Stuff. also things...
do you ever just get up from your computer to walk aimlessly around your house only to sit back down in front of the computer again
I pointlessly open the fridge too.
sometimes i just stand in the middle of the living room and look lost.
Why am I in the bathroom
Just one giant Sims game
I swear this is me on a daily basis
Meet Cory Nieves. He’s a dapper, 10-year old CEO of Mr. Cory’s Cookies who started his own booming cookie business in an effort to help his mom buy a car after moving from NYC to New Jersey in 2009.
Don’t you just love this?
EVERYTHING ABOUT THIS OMFG
He dresses better than I do
I know my crappy pics don’t fully illustrate my point
I’m just sick of going to movies or reading comics and out of the infinite possibilities out there for aliens, male aliens are the only ones who ever have any sort of variety
breathtaking and timeless
"More worrisome is that the TV series has actually never established that Dorne follows equal primogeniture, unlike the rest of the continent. In stray mentions throughout Season 4, when the TV series could have introduced that women have an equal chance of inheriting lordships in Dorne, they avoided it. A “Lord Blackmont” appeared in the Season 4 premiere, when in the books House Blackmont is ruled by a woman. When Oberyn recounts to Tyrion how he traveled to Casterly Rock when Tyrion was a baby, he says that his father took him on the trip - while in the books, it was his mother, the Ruling Princess of Dorne. Indeed, Dorne’s equal primogeniture laws are one of its most prominent cultural features, setting it apart from the rest of the continent - as well as directly tying into Myrcella Baratheon’s major subplot in Dorne, as Arianne hopes to press the token excuse that under Dornish law, Myrcella would inherit the Iron Throne ahead of her brother Tommen."

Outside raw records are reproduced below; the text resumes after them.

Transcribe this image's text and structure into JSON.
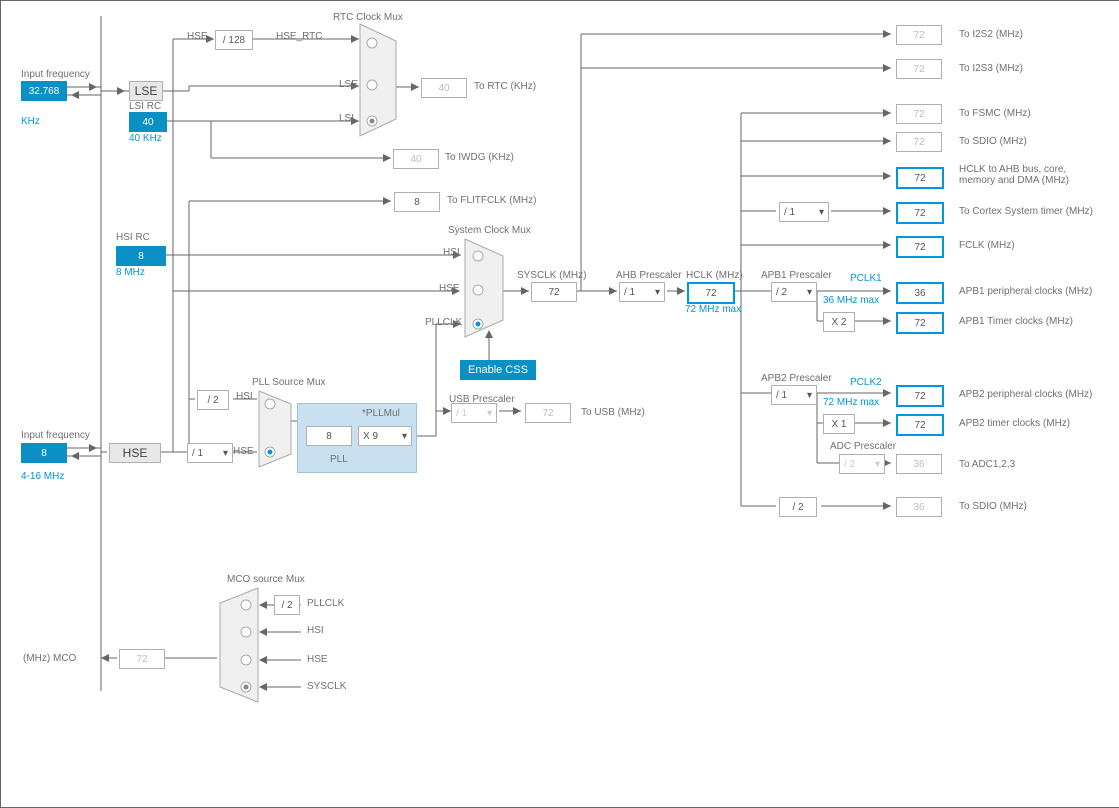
{
  "inputs": {
    "lse": {
      "title": "Input frequency",
      "value": "32.768",
      "unit": "KHz",
      "range": ""
    },
    "hse": {
      "title": "Input frequency",
      "value": "8",
      "unit": "",
      "range": "4-16 MHz"
    }
  },
  "sources": {
    "lse_label": "LSE",
    "lsi_rc_title": "LSI RC",
    "lsi_rc_value": "40",
    "lsi_rc_note": "40 KHz",
    "hsi_rc_title": "HSI RC",
    "hsi_rc_value": "8",
    "hsi_rc_note": "8 MHz",
    "hse_label": "HSE"
  },
  "rtc": {
    "title": "RTC Clock Mux",
    "divider": "/ 128",
    "hse_rtc": "HSE_RTC",
    "lse": "LSE",
    "lsi": "LSI",
    "rtc_value": "40",
    "rtc_label": "To RTC (KHz)",
    "iwdg_value": "40",
    "iwdg_label": "To IWDG (KHz)"
  },
  "flitf": {
    "value": "8",
    "label": "To FLITFCLK (MHz)"
  },
  "sys_mux": {
    "title": "System Clock Mux",
    "hsi": "HSI",
    "hse": "HSE",
    "pllclk": "PLLCLK"
  },
  "enable_css": "Enable CSS",
  "pll": {
    "title": "PLL Source Mux",
    "div2": "/ 2",
    "hsi": "HSI",
    "hse": "HSE",
    "hse_div": "/ 1",
    "value": "8",
    "mul_label": "*PLLMul",
    "mul": "X 9",
    "pll_label": "PLL"
  },
  "usb": {
    "title": "USB Prescaler",
    "div": "/ 1",
    "value": "72",
    "label": "To USB (MHz)"
  },
  "sysclk": {
    "label": "SYSCLK (MHz)",
    "value": "72"
  },
  "ahb": {
    "label": "AHB Prescaler",
    "div": "/ 1"
  },
  "hclk": {
    "label": "HCLK (MHz)",
    "value": "72",
    "note": "72 MHz max"
  },
  "i2s2": {
    "value": "72",
    "label": "To I2S2 (MHz)"
  },
  "i2s3": {
    "value": "72",
    "label": "To I2S3 (MHz)"
  },
  "fsmc": {
    "value": "72",
    "label": "To FSMC (MHz)"
  },
  "sdio1": {
    "value": "72",
    "label": "To SDIO (MHz)"
  },
  "hclk_ahb": {
    "value": "72",
    "label": "HCLK to AHB bus, core, memory and DMA (MHz)"
  },
  "cortex": {
    "div": "/ 1",
    "value": "72",
    "label": "To Cortex System timer (MHz)"
  },
  "fclk": {
    "value": "72",
    "label": "FCLK (MHz)"
  },
  "apb1": {
    "title": "APB1 Prescaler",
    "div": "/ 2",
    "pclk1_label": "PCLK1",
    "pclk1_note": "36 MHz max",
    "periph_value": "36",
    "periph_label": "APB1 peripheral clocks (MHz)",
    "timer_mul": "X 2",
    "timer_value": "72",
    "timer_label": "APB1 Timer clocks (MHz)"
  },
  "apb2": {
    "title": "APB2 Prescaler",
    "div": "/ 1",
    "pclk2_label": "PCLK2",
    "pclk2_note": "72 MHz max",
    "periph_value": "72",
    "periph_label": "APB2 peripheral clocks (MHz)",
    "timer_mul": "X 1",
    "timer_value": "72",
    "timer_label": "APB2 timer clocks (MHz)",
    "adc_title": "ADC Prescaler",
    "adc_div": "/ 2",
    "adc_value": "36",
    "adc_label": "To ADC1,2,3"
  },
  "sdio2": {
    "div": "/ 2",
    "value": "36",
    "label": "To SDIO (MHz)"
  },
  "mco": {
    "title": "MCO source Mux",
    "div2": "/ 2",
    "opts": {
      "pllclk": "PLLCLK",
      "hsi": "HSI",
      "hse": "HSE",
      "sysclk": "SYSCLK"
    },
    "value": "72",
    "label": "(MHz) MCO"
  }
}
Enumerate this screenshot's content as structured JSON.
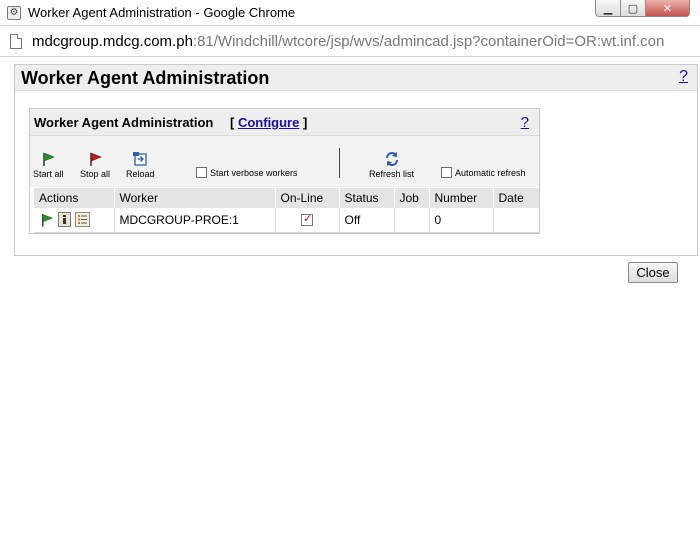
{
  "window": {
    "title": "Worker Agent Administration - Google Chrome",
    "url_host": "mdcgroup.mdcg.com.ph",
    "url_rest": ":81/Windchill/wtcore/jsp/wvs/admincad.jsp?containerOid=OR:wt.inf.con"
  },
  "page": {
    "title": "Worker Agent Administration",
    "help_label": "?"
  },
  "panel": {
    "title": "Worker Agent Administration",
    "configure_open": "[",
    "configure_label": "Configure",
    "configure_close": "]",
    "help_label": "?"
  },
  "toolbar": {
    "start_all": "Start all",
    "stop_all": "Stop all",
    "reload": "Reload",
    "verbose_label": "Start verbose workers",
    "refresh_list": "Refresh list",
    "auto_refresh_label": "Automatic refresh"
  },
  "table": {
    "columns": [
      "Actions",
      "Worker",
      "On-Line",
      "Status",
      "Job",
      "Number",
      "Date"
    ],
    "rows": [
      {
        "worker": "MDCGROUP-PROE:1",
        "online": true,
        "status": "Off",
        "job": "",
        "number": "0",
        "date": ""
      }
    ]
  },
  "close_label": "Close",
  "colors": {
    "link": "#1a0dab",
    "header_bg": "#eeeeee",
    "check_red": "#c01818"
  }
}
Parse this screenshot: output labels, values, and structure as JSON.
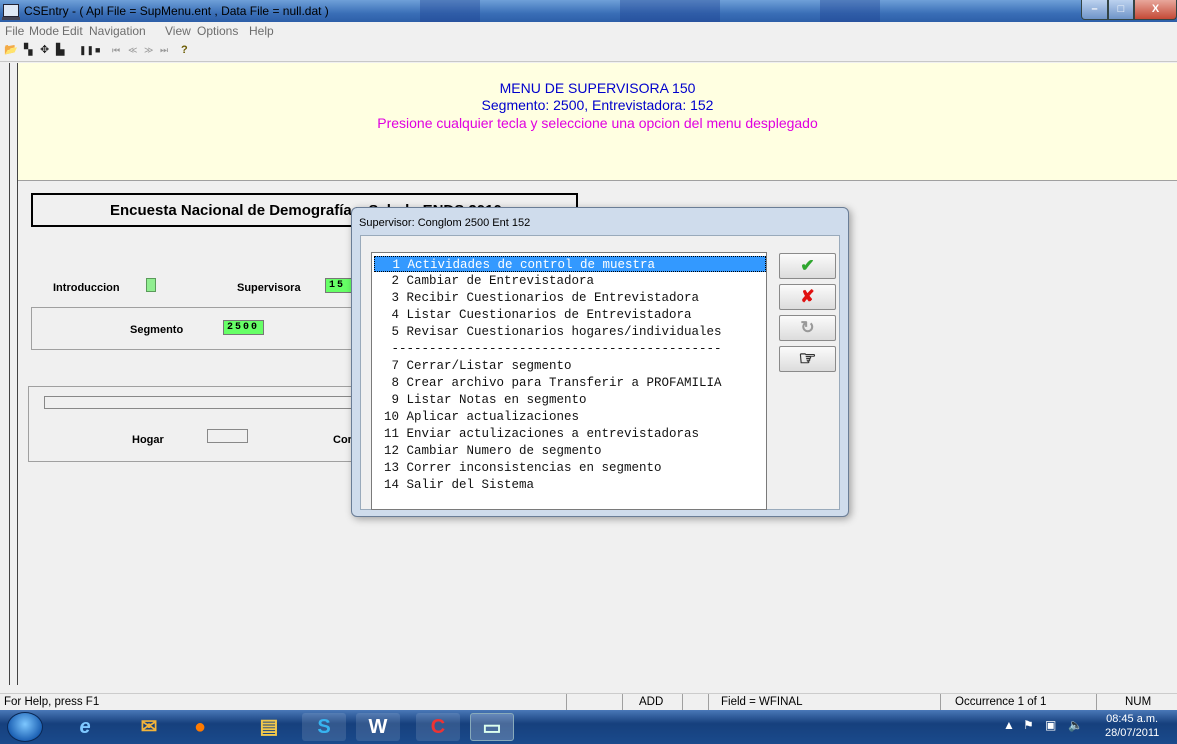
{
  "window": {
    "title": "CSEntry - ( Apl File = SupMenu.ent , Data File = null.dat )"
  },
  "menu": [
    "File",
    "Mode",
    "Edit",
    "Navigation",
    "View",
    "Options",
    "Help"
  ],
  "toolbar": {
    "icons": [
      "open-icon",
      "add-icon",
      "insert-icon",
      "modify-icon",
      "pause-icon",
      "stop-icon",
      "first-icon",
      "prev-icon",
      "next-icon",
      "last-icon",
      "help-icon"
    ],
    "glyphs": [
      "📂",
      "▚",
      "✥",
      "▙",
      "❚❚",
      "■",
      "⏮",
      "≪",
      "≫",
      "⏭",
      "?"
    ]
  },
  "message": {
    "line1": "MENU DE SUPERVISORA 150",
    "line2": "Segmento: 2500, Entrevistadora: 152",
    "line3": "Presione cualquier tecla y seleccione una opcion del menu desplegado"
  },
  "form": {
    "title": "Encuesta Nacional de Demografía y Salud - ENDS 2010",
    "introduccion_label": "Introduccion",
    "supervisora_label": "Supervisora",
    "supervisora_value": "15",
    "segmento_label": "Segmento",
    "segmento_value": "2500",
    "hogar_label": "Hogar",
    "cor_label": "Cor"
  },
  "dialog": {
    "title": "Supervisor: Conglom 2500 Ent 152",
    "items": [
      " 1 Actividades de control de muestra",
      " 2 Cambiar de Entrevistadora",
      " 3 Recibir Cuestionarios de Entrevistadora",
      " 4 Listar Cuestionarios de Entrevistadora",
      " 5 Revisar Cuestionarios hogares/individuales",
      " --------------------------------------------",
      " 7 Cerrar/Listar segmento",
      " 8 Crear archivo para Transferir a PROFAMILIA",
      " 9 Listar Notas en segmento",
      "10 Aplicar actualizaciones",
      "11 Enviar actulizaciones a entrevistadoras",
      "12 Cambiar Numero de segmento",
      "13 Correr inconsistencias en segmento",
      "14 Salir del Sistema"
    ],
    "selected_index": 0,
    "buttons": {
      "ok_glyph": "✔",
      "cancel_glyph": "✘",
      "refresh_glyph": "↻",
      "point_glyph": "☞"
    }
  },
  "statusbar": {
    "help": "For Help, press F1",
    "mode": "ADD",
    "field": "Field = WFINAL",
    "occurrence": "Occurrence 1 of 1",
    "num": "NUM"
  },
  "taskbar": {
    "apps": [
      "internet-explorer-icon",
      "outlook-icon",
      "media-player-icon",
      "file-explorer-icon",
      "skype-icon",
      "word-icon",
      "cspro-icon",
      "csentry-icon"
    ],
    "tray": {
      "time": "08:45 a.m.",
      "date": "28/07/2011"
    }
  },
  "colors": {
    "message_bg": "#ffffe1",
    "message_blue": "#0000cc",
    "message_magenta": "#e000e0",
    "field_green": "#66ff66",
    "selection_blue": "#3399ff"
  }
}
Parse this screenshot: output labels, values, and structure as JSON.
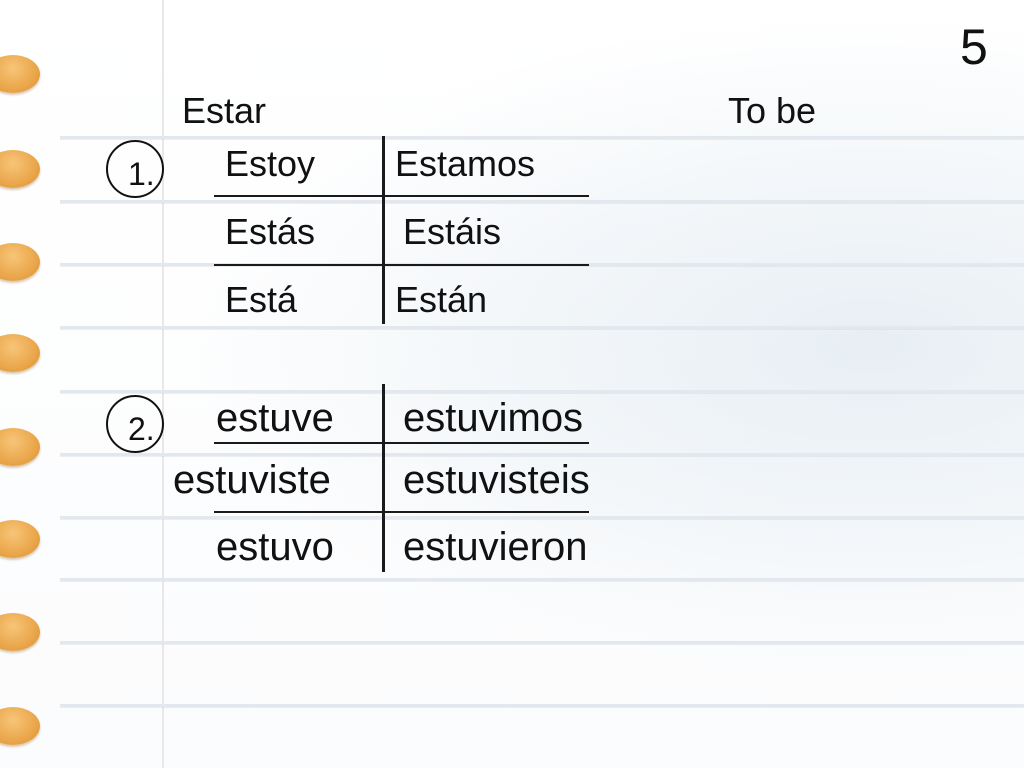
{
  "page_number": "5",
  "title_left": "Estar",
  "title_right": "To be",
  "section1": {
    "marker": "1.",
    "rows": [
      {
        "left": "Estoy",
        "right": "Estamos"
      },
      {
        "left": "Estás",
        "right": "Estáis"
      },
      {
        "left": "Está",
        "right": "Están"
      }
    ]
  },
  "section2": {
    "marker": "2.",
    "rows": [
      {
        "left": "estuve",
        "right": "estuvimos"
      },
      {
        "left": "estuviste",
        "right": "estuvisteis"
      },
      {
        "left": "estuvo",
        "right": "estuvieron"
      }
    ]
  },
  "colors": {
    "binder_hole": "#eaa64a",
    "rule_line": "#e3e8ef",
    "text": "#111111"
  },
  "icons": [
    "binder-hole-icon"
  ]
}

“When all the world’s media leaves, this is still our neighborhood,” the St. Louis Post-Dispatch’s director of photography Lynden Steele recently told TIME. “We have to work knowing that what we do now will come back to us a month from now. We have to be able to stand by what we’re doing now because we’re going to be in that neighborhood weeks, months, years from now.”
Over the past few weeks, the journalists at the Post-Dispatch, created by Joseph Pulitzer in 1878 from a merger of the St. Louis Dispatch and the St. Louis Evening Post, have been covering a national story unfolding on their doorstep. In the wake of Ferguson, Mo., police officer Darren Wilson’s fatal shooting of an unarmed black teenager named Michael Brown on Aug. 9, and the turbulent protests that followed, the paper’s staff photographers went to work—and they haven’t stopped.
"Some folks say, have always said: Lower your voice. Pull up your pants. Look respectable and you’ll get respect. Do those people not realize that our most eloquent, respectable leaders were all murdered in cold blood, all in their suits and ties? No, fuck what you think of our clothes or manner of speaking—we have a right to life."